                Nobody likes to come clean on the U.S. national debt.  Is it approximately $21 trillion or $31.6 trillion and climbing?  It depends on which source you choose to cite.




                There’ve been a few papers written and meetings touted as “Bretton Woods II” and following the economic meltdown (or takedown) of 2007-2008, in November of 2008, a new conference was called together under that name.  Nothing has been launched into policy in quite the way the outcomes of the first Bretton Woods “System” were.  2008 saw bailouts.  Millions lost their homes and their livelihoods, but most banks survived and even benefited with individual bankers still pocketing big bonuses.  A few institutions received “haircuts.”  Some nations suffered more than others (see Greece,) from the austerity measures.  Alan Watt often gave us the real definition of the word “austerity.”  POVERTY.

                Another term that slinked into the backdoor of financial nomenclature, soon to be trumpeted loudly when the time is right is the idea of “bail-ins.”  In a bail-in, a bank or other institution's creditors must write off a portion of its debts to save it from insolvency. An example is the rescue deal for the biggest banks in Cyprus in 2013, which required shareholders and creditors to take on some of the costs of an institution’s failure.




                It’s official when Wikipedia makes a special event entry:


Collapse of Silicon Valley Bank


                SVB collapsed last week after a bank run, making for the largest bank failure since 2008 and the second-largest bank failure in U.S. history.  On the morning of Friday, March 10, examiners from the U.S. Federal Reserve and the Federal Deposit Insurance Corporation arrived at SVB headquarters to assess the company’s finances.  Hours later an order was issued for the FDIC to take possession of SVB.

                Every talking head on television and the internet is dissecting this failure, pointing fingers and verbalizing “what needs to happen.”  U.S. Secretary of the Treasury Janet Yellen has ruled out bailing out SVB to “avoid contagion,” but we must rest assured that regulators are racing against the clock and some sort of plan to deal with SVB will be in place before market’s open on Monday, March 13.

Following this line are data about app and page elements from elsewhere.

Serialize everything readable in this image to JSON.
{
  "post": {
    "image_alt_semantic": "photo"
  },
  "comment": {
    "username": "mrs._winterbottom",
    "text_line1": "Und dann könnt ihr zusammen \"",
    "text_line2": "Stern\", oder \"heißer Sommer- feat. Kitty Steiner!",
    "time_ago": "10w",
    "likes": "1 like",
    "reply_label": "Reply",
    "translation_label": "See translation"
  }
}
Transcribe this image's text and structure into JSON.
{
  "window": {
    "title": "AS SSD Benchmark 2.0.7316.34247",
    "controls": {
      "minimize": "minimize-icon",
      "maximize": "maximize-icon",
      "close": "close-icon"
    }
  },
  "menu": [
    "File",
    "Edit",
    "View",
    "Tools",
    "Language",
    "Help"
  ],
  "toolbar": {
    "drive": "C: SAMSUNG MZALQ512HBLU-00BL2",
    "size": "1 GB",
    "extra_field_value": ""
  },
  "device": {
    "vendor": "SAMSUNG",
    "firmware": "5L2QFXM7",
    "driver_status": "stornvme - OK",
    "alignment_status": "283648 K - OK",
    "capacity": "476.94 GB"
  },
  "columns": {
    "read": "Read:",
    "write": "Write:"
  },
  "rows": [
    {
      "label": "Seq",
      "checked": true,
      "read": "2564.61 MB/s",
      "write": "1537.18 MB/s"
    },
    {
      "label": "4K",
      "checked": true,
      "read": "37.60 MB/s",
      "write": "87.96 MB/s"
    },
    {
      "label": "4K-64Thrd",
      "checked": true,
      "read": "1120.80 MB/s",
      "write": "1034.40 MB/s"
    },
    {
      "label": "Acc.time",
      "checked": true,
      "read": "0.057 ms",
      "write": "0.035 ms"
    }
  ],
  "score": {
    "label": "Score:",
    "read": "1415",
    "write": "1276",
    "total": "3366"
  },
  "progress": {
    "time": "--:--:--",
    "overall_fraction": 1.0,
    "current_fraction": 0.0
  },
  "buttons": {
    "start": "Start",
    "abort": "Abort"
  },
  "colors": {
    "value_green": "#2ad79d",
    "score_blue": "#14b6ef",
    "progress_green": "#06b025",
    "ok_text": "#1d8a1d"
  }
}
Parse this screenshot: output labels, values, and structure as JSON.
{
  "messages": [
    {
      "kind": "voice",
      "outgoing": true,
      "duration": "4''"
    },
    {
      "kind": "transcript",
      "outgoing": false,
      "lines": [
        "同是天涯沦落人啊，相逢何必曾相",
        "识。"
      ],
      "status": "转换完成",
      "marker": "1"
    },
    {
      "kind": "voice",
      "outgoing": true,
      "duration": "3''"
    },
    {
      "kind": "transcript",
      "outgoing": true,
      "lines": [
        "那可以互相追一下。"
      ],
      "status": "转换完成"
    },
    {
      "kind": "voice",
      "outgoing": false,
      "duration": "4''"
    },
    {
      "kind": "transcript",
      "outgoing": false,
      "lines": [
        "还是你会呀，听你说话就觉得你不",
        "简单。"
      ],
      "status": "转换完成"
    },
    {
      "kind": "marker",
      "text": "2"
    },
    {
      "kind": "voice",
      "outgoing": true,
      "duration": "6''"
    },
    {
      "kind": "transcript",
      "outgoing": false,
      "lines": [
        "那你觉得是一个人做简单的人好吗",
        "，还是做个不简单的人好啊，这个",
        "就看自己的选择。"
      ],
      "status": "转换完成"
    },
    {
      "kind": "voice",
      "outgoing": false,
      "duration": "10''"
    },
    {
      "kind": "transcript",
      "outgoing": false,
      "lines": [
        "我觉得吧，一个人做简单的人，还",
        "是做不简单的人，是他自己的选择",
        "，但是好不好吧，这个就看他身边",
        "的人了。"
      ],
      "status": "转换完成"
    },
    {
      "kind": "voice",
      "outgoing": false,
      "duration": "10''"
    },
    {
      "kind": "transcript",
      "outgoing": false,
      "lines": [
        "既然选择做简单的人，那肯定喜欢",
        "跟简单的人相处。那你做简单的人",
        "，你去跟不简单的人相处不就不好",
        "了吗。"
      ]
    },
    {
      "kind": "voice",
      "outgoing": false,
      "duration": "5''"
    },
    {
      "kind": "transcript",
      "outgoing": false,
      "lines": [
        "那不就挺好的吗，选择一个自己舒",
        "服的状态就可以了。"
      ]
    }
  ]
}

                Last week a smaller bank focused on crypto, Silvergate Bank, also failed.  Its collapse might not be felt as widely as SVB’s where the pain is already felt by companies such as Etsy, Roku, Circle and Vox Media. 


                Let’s not jump on the prediction bandwagon, but with high interest rates, recession and the constant chant for Central Bank Digital Currency (CBDC) it would seem this is just the beginning of sorrows.

                Just hours before SVB collapsed, its employees were paid their annual bonuses from 2022.  This was evidently business as usual as their annual bonuses have historically been paid on the second Friday of March each year.  Whew!  Just in the nick of time!


© Not Sure


Additional reading:


Investors implore the government to step in after Silicon Valley Bank failure


As banks topple, regulators face reckoning on week of mayhem


Silicon Valley Bank failure having worldwide repercussions


Silicon Valley Bank employees received annual bonuses hours before government takeover


Etsy Struggles To Pay Sellers After Collapse Of Silicon Valley Bank


SXSW may be in Texas, but Silicon Valley Bank's implosion is casting an uneasy cloud over the tech festival


Elon Musk May Buy Failed Silicon Valley Bank


Venture capitalists are blaming each other for triggering the disastrous collapse of Silicon Valley Bank